I opted to do a “Pre Review” on this stick instead of the full blown review.  My reason is I want to give this stick a second smoke before coming up with a final assessment.

First a little background on AJ Fernandez and the San Lotano line (This may be a slight repeat if you read my San Lotano Connecticut review).   A.J. Fernandez might just be the best cigar blender that nobody has ever heard of.   From what I’ve heard, he has just cracked the age of 30, yet he has been making a big impact on blending for the past few years.   He has been involved with blending for Diesel, Man o War, and Esteban Carrera’s – and if you are familiar with those brands, you know the quality.   Now A.J. has ventured out and formed his own brand.   He has chosen to bring back an old line introduced by his grandfather in Cuba – called the San Lotano.

Let’s take a closer look at the San Lotano Habano:

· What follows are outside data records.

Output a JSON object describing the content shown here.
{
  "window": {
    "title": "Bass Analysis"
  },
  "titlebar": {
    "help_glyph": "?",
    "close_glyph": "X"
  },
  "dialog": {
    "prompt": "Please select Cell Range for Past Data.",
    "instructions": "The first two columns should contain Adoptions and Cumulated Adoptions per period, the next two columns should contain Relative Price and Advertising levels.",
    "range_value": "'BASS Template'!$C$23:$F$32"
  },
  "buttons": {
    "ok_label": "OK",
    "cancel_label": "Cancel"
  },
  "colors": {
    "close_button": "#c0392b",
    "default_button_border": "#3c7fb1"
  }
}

Wrapper: Brazilian grown Habano
Binder: Honduran
Filler: Dominican, Honduran, and Nicaraguan

The sizes are listed below.
• Churchill: 7 x 52
• Robusto: 5 x 52
• Toro: 6 x 52
• Torpedo: 6 1/2 x 52

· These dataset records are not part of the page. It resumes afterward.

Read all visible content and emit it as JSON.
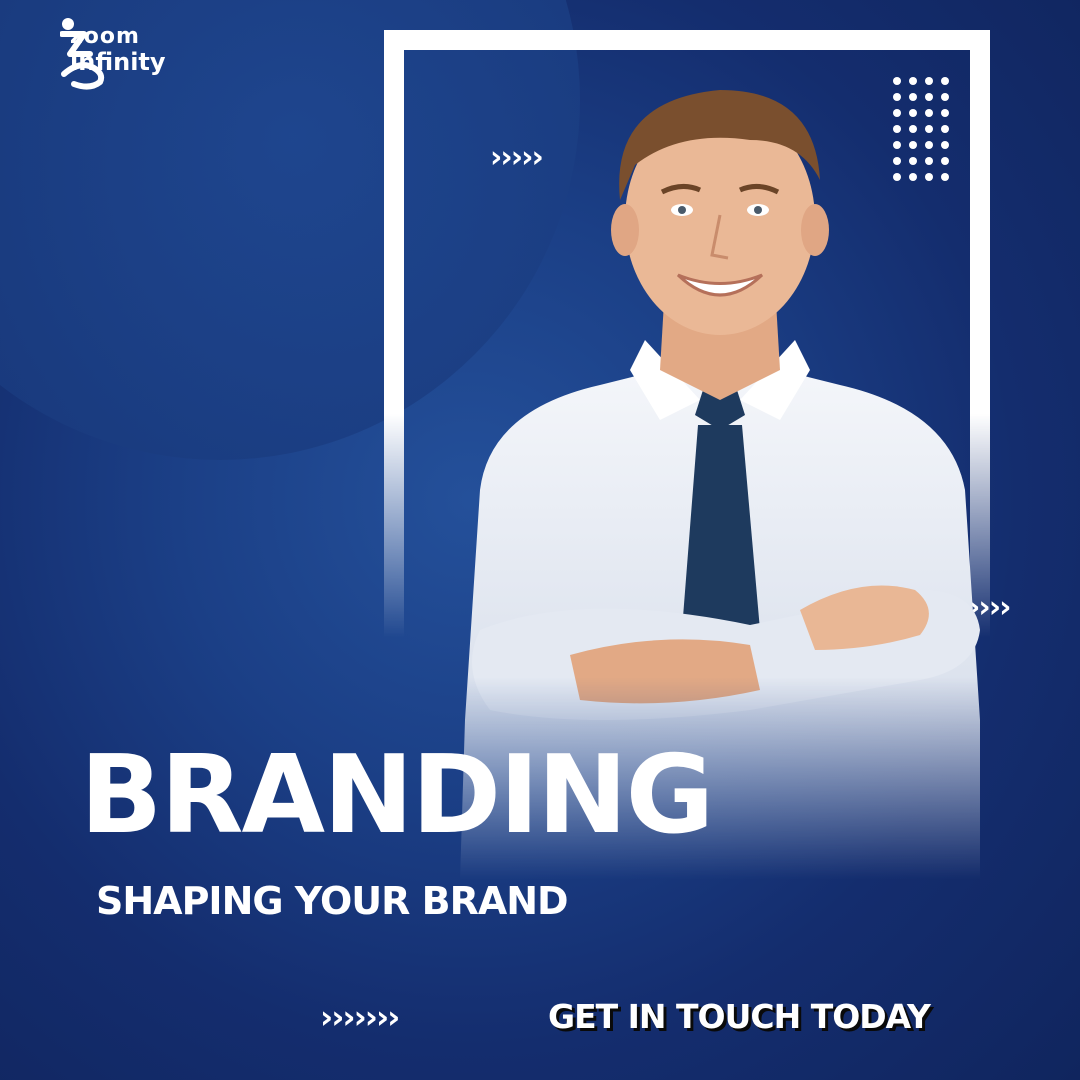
{
  "brand": {
    "name_line1": "zoom",
    "name_line2": "infinity",
    "logo_icon": "zoom-infinity-logo-icon"
  },
  "headline": "BRANDING",
  "subheadline": "SHAPING YOUR BRAND",
  "cta": {
    "label": "GET IN TOUCH TODAY"
  },
  "decor": {
    "chevrons_top": "›››››",
    "chevrons_right": "››››",
    "chevrons_bottom": "›››››››"
  },
  "colors": {
    "background": "#17367a",
    "accent_white": "#ffffff",
    "shirt": "#e8ecf4",
    "tie": "#1e3a5e"
  },
  "image": {
    "subject": "smiling-businessman-photo"
  }
}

One thing that really impressed me when I had the Connecticut blend was the spices and flavor that stick brought out – especially when from the looks of that cigar it appeared this would be a mild smoke.  The San Lotano Habano, like it’s Connecticut sibling is going to be all about the pepper notes mixed with some incredible cream-like flavors.   The Habano is going to be a combination of these pepper notes mixed with wood and earth tones.   As I smoked the Habano, there were times were the pepper notes were more dominant, and there were times the wood and earth notes were more dominant.

The reason why I preferred the Connecticut edition is I just felt the mix of pepper and cream was more enjoyable than the mix of pepper and wood.   This is not to say the Habano is a bad stick, but I was hoping for more than the wood/earth tones to compliment the pepper notes.  The Habano is going to have a razor-sharp burn – like its Connecticut sibling did.  It also is going to have a good draw.   The finish is going to be soft, but cool.  From a strength perspective, this cigar will be right in the middle of the Medium to Full range.  From the body perspective, this is more on the full side.

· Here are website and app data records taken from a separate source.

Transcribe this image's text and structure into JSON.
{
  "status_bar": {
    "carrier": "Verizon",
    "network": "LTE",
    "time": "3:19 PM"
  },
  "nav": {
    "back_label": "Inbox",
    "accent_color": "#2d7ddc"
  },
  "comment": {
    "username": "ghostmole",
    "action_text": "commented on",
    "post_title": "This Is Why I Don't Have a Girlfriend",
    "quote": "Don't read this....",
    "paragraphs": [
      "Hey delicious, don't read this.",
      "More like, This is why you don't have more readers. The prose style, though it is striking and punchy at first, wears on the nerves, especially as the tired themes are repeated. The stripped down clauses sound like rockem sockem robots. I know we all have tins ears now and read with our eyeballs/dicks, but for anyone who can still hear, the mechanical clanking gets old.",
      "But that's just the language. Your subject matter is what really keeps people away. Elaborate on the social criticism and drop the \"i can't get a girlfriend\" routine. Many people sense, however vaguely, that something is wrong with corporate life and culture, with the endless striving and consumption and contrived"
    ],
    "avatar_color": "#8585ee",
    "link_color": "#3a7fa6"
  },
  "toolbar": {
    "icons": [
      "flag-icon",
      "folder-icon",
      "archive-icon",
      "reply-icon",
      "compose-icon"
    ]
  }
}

The Razor Sharp Burn of the San Lotano Habano

I want to give this stick another smoke.   I did smoke this cigar outdoors on a cool, dry night with no wind.  I’ve heard others say there was more flavors than the “wood, earth” tones I detected, so it’s possible my pallet was off.   However, I think its safe to say, this is a spicy stick that isn’t going to have drastic flavor profile changes (other than which notes were more dominant).    Still this is definitely I stick I would have again.